Graffiti goes back centuries, but in more recent times renegade street artists like Blek le Rat – and later Banksy – have been daubing iconoclastic and satirical art onto walls and in public places in order to make bold artistic or political statements. But what about the simple desire to make something prettier or aesthetically pleasing. Maybe it is time Banksy and his cohorts checked out the little known folk art of truck painting.

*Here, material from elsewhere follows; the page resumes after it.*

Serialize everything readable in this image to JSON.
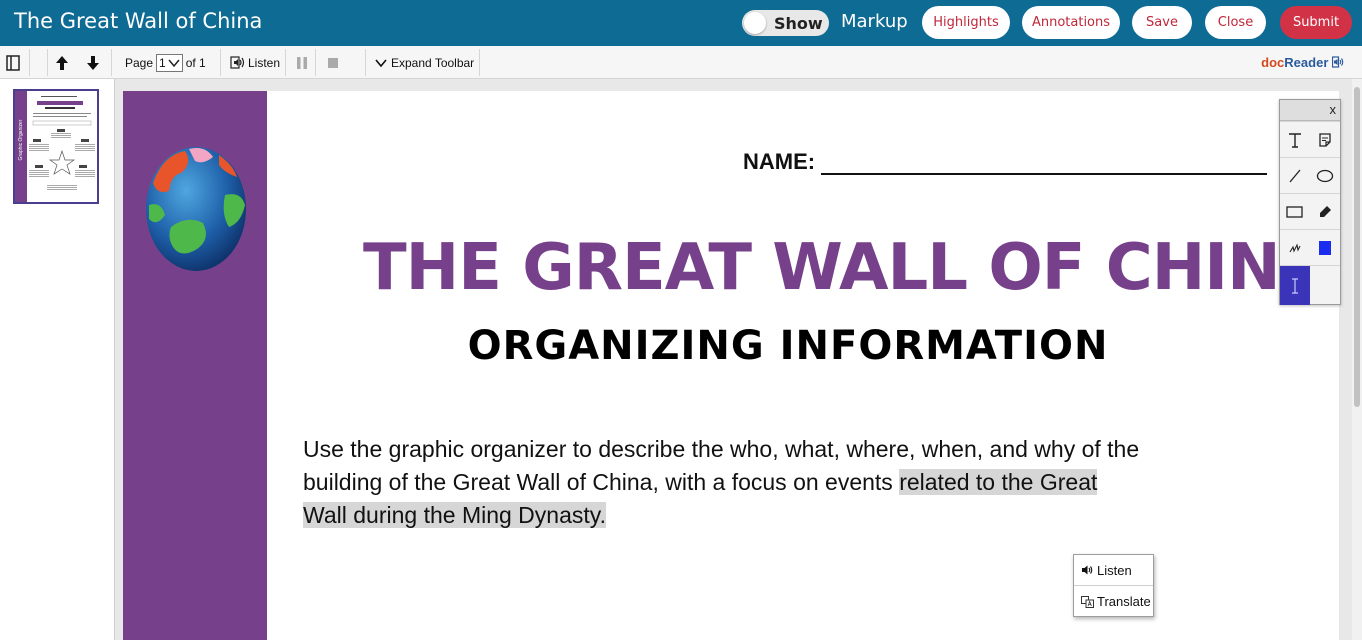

Graffiti on vehicles is entirely different to the kind of art produced by Banksy and Blek le Rat. You could probably trace it back further, but during WWII servicemen, pilots and gunners would spend hours in the airfields painting various ephemera on the fuselage of their planes to combat the monotony and kill time between missions. They would paint things such as devils, cherubs, pin-up girls and even political slogans like better dead than red. Spending so much time in their vehicles; working in them, sleeping and eating in them, perhaps even perishing in them, might have given them a sense of ownership; one that dictated their desire to “tag” them. The same could surely be applied to truck drivers.
This isn’t an endorsement or a recommendation to paint your trucks; And I am sure Eddie Stobart would not be happy if someone defaced one of his lovely green and red wagons. But we have all seen those trucks where a more understated protest of ownership has been displayed in the form of a sticker, a flag or a discarded teddy-bear strapped unceremoniously to the grille. In Pakistan they are slightly more flamboyant, and their indigenous art form of truck painting is a truly remarkable thing.
Again it comes down to a sense of ownership, as these artistic creations are the endeavours of their owners sometimes self-painted, sometimes just designed and taken to specialists. Some might say they are gaudy and meretricious, others would say beautiful, vibrant, kaleidoscopic works of art that hark back to the 1960s. They are also highly personal; some even with poetry and various other verses in Sanskrit.
Designs are typically internal as well as external, and fascinatingly each city in Pakistan has a truck design unique to it. Some even incorporate additional metalwork or timberwork into the designs to make them structurally different and more attention-grabbing. This may sound strange to the outsider, but in a country where Truck Art is a national institution one imagines such competition is necessary.
WORDS: Adam works alongside ex-fleet trucks supplier Fleetex and is fascinated by the weird and wonderful alternative uses of trucks.